01 December 2005
Spell check doesn’t like the word uncomposed, so I’ll just go ahead and take credit for the discovery of a new word. It seems so much more fitting than discomposed, which spell check prefers. Discomposed seems to imply that the thing used to be composed, and is now in a temporary, alternate state. Uncomposed (to me anyway) feels more like intentional, permanent not-composition. That’s what we’re talking about today.
This is by Gustav Courbet, a mid-1800s French realist. This piece is monumental at over three meters high and six meters wide. It is called A Burial at Ornans.
Here’s an interesting summary of the work and its relationship to Courbet’s career.

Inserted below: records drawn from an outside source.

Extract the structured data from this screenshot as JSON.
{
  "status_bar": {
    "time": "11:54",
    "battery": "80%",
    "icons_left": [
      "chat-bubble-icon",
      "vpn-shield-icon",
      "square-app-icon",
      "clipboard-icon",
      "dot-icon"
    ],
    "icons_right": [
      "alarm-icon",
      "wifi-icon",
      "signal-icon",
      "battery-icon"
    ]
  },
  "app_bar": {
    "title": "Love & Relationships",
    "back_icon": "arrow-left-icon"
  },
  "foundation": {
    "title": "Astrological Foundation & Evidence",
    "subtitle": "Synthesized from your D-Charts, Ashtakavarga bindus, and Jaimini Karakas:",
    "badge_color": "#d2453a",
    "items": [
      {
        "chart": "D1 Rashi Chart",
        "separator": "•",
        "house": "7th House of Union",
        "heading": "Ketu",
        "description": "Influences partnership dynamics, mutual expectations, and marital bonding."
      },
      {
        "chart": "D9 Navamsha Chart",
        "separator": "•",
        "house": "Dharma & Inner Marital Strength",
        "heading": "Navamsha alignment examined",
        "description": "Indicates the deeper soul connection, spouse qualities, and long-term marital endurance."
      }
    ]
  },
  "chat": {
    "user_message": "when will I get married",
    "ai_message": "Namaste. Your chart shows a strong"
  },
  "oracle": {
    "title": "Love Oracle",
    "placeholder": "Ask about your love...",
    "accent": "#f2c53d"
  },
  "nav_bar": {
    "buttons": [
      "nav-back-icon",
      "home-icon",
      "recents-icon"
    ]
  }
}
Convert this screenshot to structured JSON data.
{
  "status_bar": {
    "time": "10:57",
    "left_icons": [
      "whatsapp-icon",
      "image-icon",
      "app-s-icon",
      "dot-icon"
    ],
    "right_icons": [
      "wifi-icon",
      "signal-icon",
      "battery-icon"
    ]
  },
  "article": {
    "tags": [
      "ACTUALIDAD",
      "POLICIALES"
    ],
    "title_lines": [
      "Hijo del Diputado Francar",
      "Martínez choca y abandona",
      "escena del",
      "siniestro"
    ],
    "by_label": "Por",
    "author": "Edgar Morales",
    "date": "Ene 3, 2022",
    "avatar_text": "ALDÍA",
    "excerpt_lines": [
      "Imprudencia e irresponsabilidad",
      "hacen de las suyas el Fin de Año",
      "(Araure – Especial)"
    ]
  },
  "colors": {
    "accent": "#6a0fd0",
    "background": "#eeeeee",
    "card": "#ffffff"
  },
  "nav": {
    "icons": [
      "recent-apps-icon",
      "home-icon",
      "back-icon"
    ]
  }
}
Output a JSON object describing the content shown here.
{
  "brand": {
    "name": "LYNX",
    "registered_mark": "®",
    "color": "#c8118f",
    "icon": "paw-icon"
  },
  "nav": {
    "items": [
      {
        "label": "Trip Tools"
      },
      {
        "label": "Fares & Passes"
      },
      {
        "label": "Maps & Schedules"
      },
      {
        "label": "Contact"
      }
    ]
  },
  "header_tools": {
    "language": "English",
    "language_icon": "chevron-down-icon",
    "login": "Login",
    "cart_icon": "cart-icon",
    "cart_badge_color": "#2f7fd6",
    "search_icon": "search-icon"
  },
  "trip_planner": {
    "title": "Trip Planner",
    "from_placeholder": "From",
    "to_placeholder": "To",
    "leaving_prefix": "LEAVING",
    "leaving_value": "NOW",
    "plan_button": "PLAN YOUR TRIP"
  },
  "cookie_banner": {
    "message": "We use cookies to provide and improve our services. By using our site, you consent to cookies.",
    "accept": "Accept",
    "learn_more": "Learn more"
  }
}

Anyway, here you have none of the intentional lead-the-eye-through-the painting devices that were customary in French painting at the time A Burial at Ornans was painted. The people are just there rather like they would be in real life. Furthermore, like shap shots that you’ve got in your own collection, people are cut off, the dog’s feet are missing, and most of the people in the image aren’t paying attention or are looking away.
If I were a painter, it would take a lot of effort to choose not to correct life’s little imperfections. That’s actually one of the things that is kind of magical about art. You can create something that strongly reminds the viewer of their visual world even if it is totally contrived and divorced from it.
Uncomposition isn’t restricted to representational painting either. There are examples of it all over, but here’s a famous one:
That’s Jackson Pollock in an action shot of his action paintings. There is no center, no sense of dominance, foreground, background, focal point, light shadow, etc. Not there. Like Courbet's, this image isn’t about clever artistic composition.